summer 2013

Saturday, May 19, 2012


Went on a nature walk in the  Catoctin Mountains this morning.  This walk had been scheduled for many months, but happened to coincide with the G8 Summit that had been rescheduled from Chicago to our own small town. Our community had just 8 weeks to prepare for any contingency that may have occurred.  There were actually PROTESTERS in Thurmont.   Thurmont!

A few roads were closed because this area is very close to the Camp David retreat used by our Presidents dating back to Dwight Eisenhour. No problem, we found back roads. This was private land so we had little concern of the police or military being worried about us.

I love doing walks like these because I always see things I have never seen before and always learn so much.
Part of the group

Started out in a fenced garden that used to be a vegetable garden many decades ago.  It is fenced to prevent deer and rabbits from invading.  Over the years, the owners have added many beautiful flowers and trees.  Some native, some from other continents.



Pink Poppies

Tulip Poplar Blossoms

We then moved into the woods.  Since this is private, the woodlands are pristine.  Trails are maintained, but there is an abundance of moss on the paths that surely would have been worn away in the public park.

Cinnamon Ferns

Close up of moss


Meadow Rue

Skunk cabbage

Small Fern

Squaw root - a parasitic plant that doesn't produce chlorophyll

Holes from Yellow Bellied Sap Sucker

Whole tree is affected

Evidence of Witch Hazel Leaf Roller

There are many springs, ponds and streams in these mountains:

Old Log Home

Willow trees

Sunday, May 13, 2012


Welcome to Peru, Venezuela, Hong Kong, Morocco and Serbia.  That makes  63 countries!

In my yard, I am slowly losing sunlight because of  my maturing trees.  It has been a struggle growing grass the past few years, lots of shade, not a lot of moisture.  3 large pine trees sit in a triangular pattern so the pine needles can act as mulch as they fall.  I have not raked them up in about 3 years.

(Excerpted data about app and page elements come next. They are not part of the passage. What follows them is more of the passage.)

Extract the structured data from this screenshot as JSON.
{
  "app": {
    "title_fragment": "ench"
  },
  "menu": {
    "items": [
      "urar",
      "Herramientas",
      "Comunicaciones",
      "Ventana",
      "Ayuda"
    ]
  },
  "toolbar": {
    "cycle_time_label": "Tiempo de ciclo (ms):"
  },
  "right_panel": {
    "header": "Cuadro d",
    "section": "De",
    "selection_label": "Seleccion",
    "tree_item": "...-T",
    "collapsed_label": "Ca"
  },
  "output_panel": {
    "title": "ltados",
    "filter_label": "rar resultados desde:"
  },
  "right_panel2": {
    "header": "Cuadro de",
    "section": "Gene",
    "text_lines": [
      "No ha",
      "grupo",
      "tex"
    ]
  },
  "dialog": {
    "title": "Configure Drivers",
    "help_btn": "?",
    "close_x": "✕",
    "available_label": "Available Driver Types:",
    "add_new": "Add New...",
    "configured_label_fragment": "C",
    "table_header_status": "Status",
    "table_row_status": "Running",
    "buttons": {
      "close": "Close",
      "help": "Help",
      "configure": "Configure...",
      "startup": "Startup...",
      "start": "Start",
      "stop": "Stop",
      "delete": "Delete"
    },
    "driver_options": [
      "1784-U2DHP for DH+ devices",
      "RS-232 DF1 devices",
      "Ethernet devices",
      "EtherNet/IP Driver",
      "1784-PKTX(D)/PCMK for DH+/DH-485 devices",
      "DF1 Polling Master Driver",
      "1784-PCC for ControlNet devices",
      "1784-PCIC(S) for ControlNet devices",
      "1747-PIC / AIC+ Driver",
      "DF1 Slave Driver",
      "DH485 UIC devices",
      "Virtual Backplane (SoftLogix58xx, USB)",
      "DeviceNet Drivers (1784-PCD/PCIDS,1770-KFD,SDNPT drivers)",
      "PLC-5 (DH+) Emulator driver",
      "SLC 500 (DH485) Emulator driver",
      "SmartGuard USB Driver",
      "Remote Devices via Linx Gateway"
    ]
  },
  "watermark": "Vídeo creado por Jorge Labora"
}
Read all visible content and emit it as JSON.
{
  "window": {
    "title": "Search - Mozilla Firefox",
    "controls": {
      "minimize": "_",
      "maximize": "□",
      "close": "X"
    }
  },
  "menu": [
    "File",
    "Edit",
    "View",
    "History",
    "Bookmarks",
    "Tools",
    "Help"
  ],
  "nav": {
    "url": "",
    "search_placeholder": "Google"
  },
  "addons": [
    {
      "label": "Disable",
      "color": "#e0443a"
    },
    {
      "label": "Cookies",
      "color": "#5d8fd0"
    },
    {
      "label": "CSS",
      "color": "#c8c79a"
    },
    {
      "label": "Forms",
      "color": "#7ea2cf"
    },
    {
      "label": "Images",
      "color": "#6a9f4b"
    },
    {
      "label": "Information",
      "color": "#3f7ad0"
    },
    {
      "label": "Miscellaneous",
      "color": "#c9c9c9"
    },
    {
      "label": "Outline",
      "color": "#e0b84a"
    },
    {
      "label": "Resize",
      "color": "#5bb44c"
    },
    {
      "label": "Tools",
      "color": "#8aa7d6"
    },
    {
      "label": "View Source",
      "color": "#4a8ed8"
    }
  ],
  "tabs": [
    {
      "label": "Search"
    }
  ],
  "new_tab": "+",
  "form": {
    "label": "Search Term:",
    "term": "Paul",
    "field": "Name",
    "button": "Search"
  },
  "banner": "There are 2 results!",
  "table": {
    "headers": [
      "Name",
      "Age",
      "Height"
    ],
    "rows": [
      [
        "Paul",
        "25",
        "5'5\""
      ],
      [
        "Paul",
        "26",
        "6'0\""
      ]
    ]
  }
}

So I gave up last year and decided to reduce my lawn size by turning this area into a shade garden.  I took small areas and covered them with newspaper and/or large pieces of cardboard when available.  I then threw leaves, grass clippings, mulch, and  pine needles on top of the cardboard to cover it.  This helped to kill the remaining grass so it wouldn't grow through the mulch.

The newer area I started working on still had grass breaking through.  My husband and I bought some artwork this year and saved the HUGE cardboard boxes they came in.

Grass still poking through

Large pieces of cardboard

I have been slowly adding small shrubs, trees and perennials as I run across them.  I did plant about 4 or 5 native ferns last fall, but the bunnies must have eaten them to the ground so severely they could not recover.  I also lost a small dogwood tree. And the Bayberry and hydrangea are oddly shaped due to bunny pruning.

Rabbit damage on small dogwood tree - RIP

In the older part of the garden I have a hemlock tree, a young Paw Paw tree, pee wee hydrangea (native), and a bayberry.

bayberry is the strange shrub on the left.

pee wee hydrangea

For plants:  hosta, columbine, painted fern, helleborus, wood aster, and a mystery plant bought from a sale  table at a local nursery for 50% off.

Japanese painted fern

 Since the rabbits decimated all the ferns I planted,  I was shocked to see this fern emerge in the middle of the garden, far away from where they were planted.

mystery fern

wood aster - another rabbit favorite


Below is Aguilegia canadensis a native columbine.  It will reseed and spread.  This is the end blossom this year.

Native Columbine

On the other side of the fence is the same shade, but I have plants in an old raised bed that used to hold vegetables about 20 years ago when there was sun.


Black Cohosh - Racemosa

Heuchera - Coral Bells

Dicentrra - Bleeding Heart

Spicebush - lindera benzoin
Above is the Spicebush - the host plant of the Spicebush Swallowtail Butterfly.  The larva has the appearance of large eyes to scare off predators.  I will be checking for these caterpillars this summer.

Below is the Virginia Creeper.  The leaves turn a brilliant red in the fall.  The berries are an important food source for birds in the winter.

Virginia Creeper
Weighing down cardboard with mulch
I will be picking up some mulch this week to finish covering up the cardboard.  Next fall, all the leaves not mowed will be thrown onto this garden.

My neighbors must think I am nuts!